Tolkien says he's finally left grandfather's shadow
By Mark Egan
NEW YORK (Reuters) - Until he reached the age of 40, Simon Tolkien was sure of one thing; he could not write.
After all, his late grandfather J.R.R. Tolkien, famed for "The Lord of the Rings" and "The Hobbit," was the author in the family, and he was a London criminal barrister.
"The one thing I knew from a very early age was I can't write," Tolkien told Reuters in an interview to promote his second novel, "The Inheritance," published this week by Minotaur Books.
"We all knew my grandfather was this amazing man who could speak all these languages and do these amazing things; the professor," he said.
Living in the shadow of such a literary titan kept the younger Tolkien from even considering trading in his wig and gown for writing.
But as he turned 40 in 1999 and then with the hype ahead of the 2001 release of the Peter Jackson-directed blockbuster movie, "The Lord of the Rings: The Fellowship of the Ring," he had something of a mid-life crisis and decided to write.
"I wanted to create something," he said, adding that he found being a barrister stressful.
Tolkien wrote a novel, which was rejected.
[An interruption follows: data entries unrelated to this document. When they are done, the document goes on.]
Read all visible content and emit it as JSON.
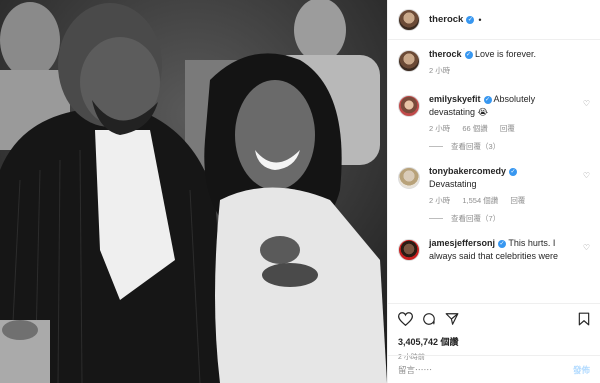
{
  "header": {
    "username": "therock",
    "dot": "•"
  },
  "caption": {
    "username": "therock",
    "text": "Love is forever.",
    "time": "2 小時"
  },
  "comments": [
    {
      "username": "emilyskyefit",
      "text": "Absolutely devastating 😭",
      "time": "2 小時",
      "likes": "66 個讚",
      "reply": "回覆",
      "replies": "查看回覆（3）"
    },
    {
      "username": "tonybakercomedy",
      "text": "Devastating",
      "time": "2 小時",
      "likes": "1,554 個讚",
      "reply": "回覆",
      "replies": "查看回覆（7）"
    },
    {
      "username": "jamesjeffersonj",
      "text": "This hurts. I always said that celebrities were"
    }
  ],
  "stats": {
    "likes": "3,405,742 個讚",
    "age": "2 小時前"
  },
  "composer": {
    "placeholder": "留言⋯⋯",
    "post": "發佈"
  },
  "icons": [
    "heart-icon",
    "comment-icon",
    "share-icon",
    "bookmark-icon",
    "verified-icon"
  ],
  "colors": {
    "verified": "#3897f0",
    "post_disabled": "#b3dbff",
    "meta": "#8e8e8e"
  }
}
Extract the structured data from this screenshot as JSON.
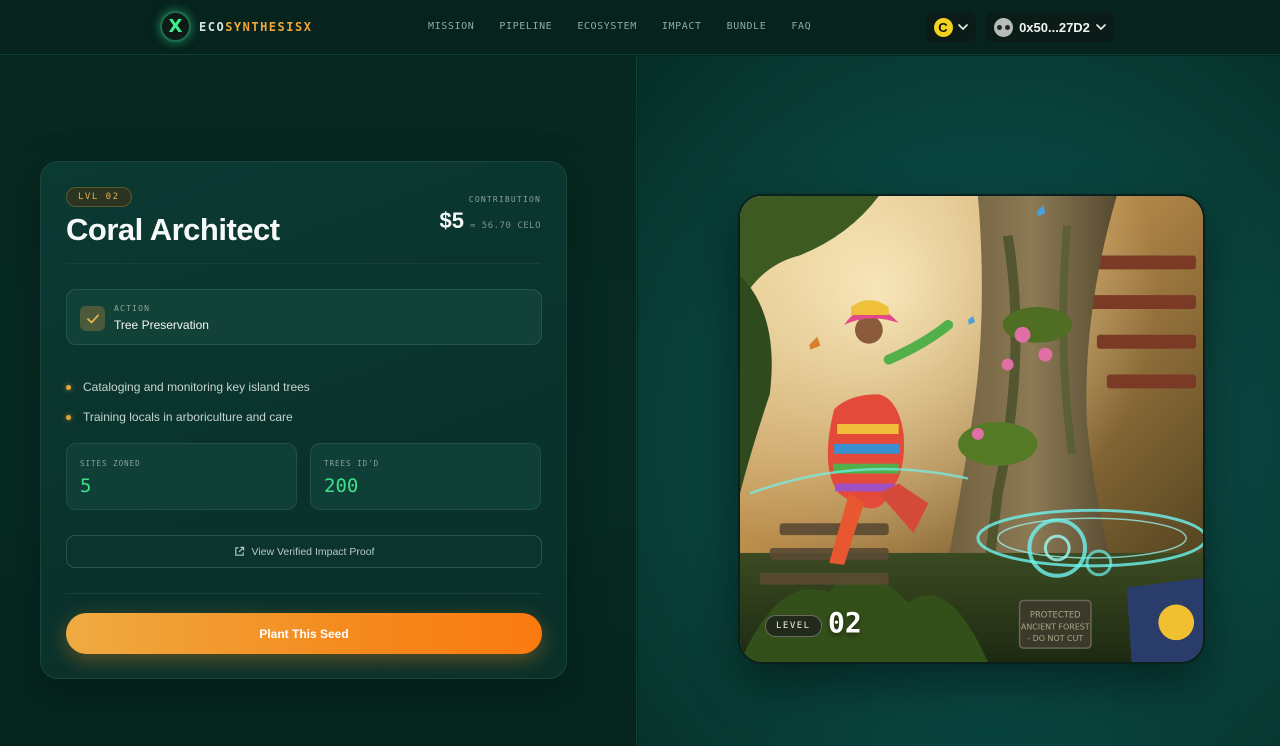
{
  "brand": {
    "badge": "X",
    "name_part1": "ECO",
    "name_part2": "SYNTHESIS",
    "name_part3": "X"
  },
  "nav": {
    "items": [
      "MISSION",
      "PIPELINE",
      "ECOSYSTEM",
      "IMPACT",
      "BUNDLE",
      "FAQ"
    ]
  },
  "wallet": {
    "token_symbol": "C",
    "token_icon": "celo-coin-icon",
    "address": "0x50...27D2"
  },
  "card": {
    "level_pill": "LVL 02",
    "title": "Coral Architect",
    "contribution_label": "CONTRIBUTION",
    "contribution_usd": "$5",
    "contribution_celo": "≈ 56.70 CELO",
    "action_label": "ACTION",
    "action_value": "Tree Preservation",
    "bullets": [
      "Cataloging and monitoring key island trees",
      "Training locals in arboriculture and care"
    ],
    "stats": [
      {
        "label": "SITES ZONED",
        "value": "5"
      },
      {
        "label": "TREES ID'D",
        "value": "200"
      }
    ],
    "proof_button": "View Verified Impact Proof",
    "plant_button": "Plant This Seed"
  },
  "nft": {
    "level_label": "LEVEL",
    "level_number": "02",
    "sign_text_line1": "PROTECTED",
    "sign_text_line2": "ANCIENT FOREST",
    "sign_text_line3": "- DO NOT CUT"
  },
  "colors": {
    "accent_orange": "#f58a1e",
    "accent_green": "#3ee089",
    "accent_gold": "#e3b24a",
    "background": "#062822"
  }
}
He found a publisher for his second effort "Final Witness," published in the United States in 2002. Continued...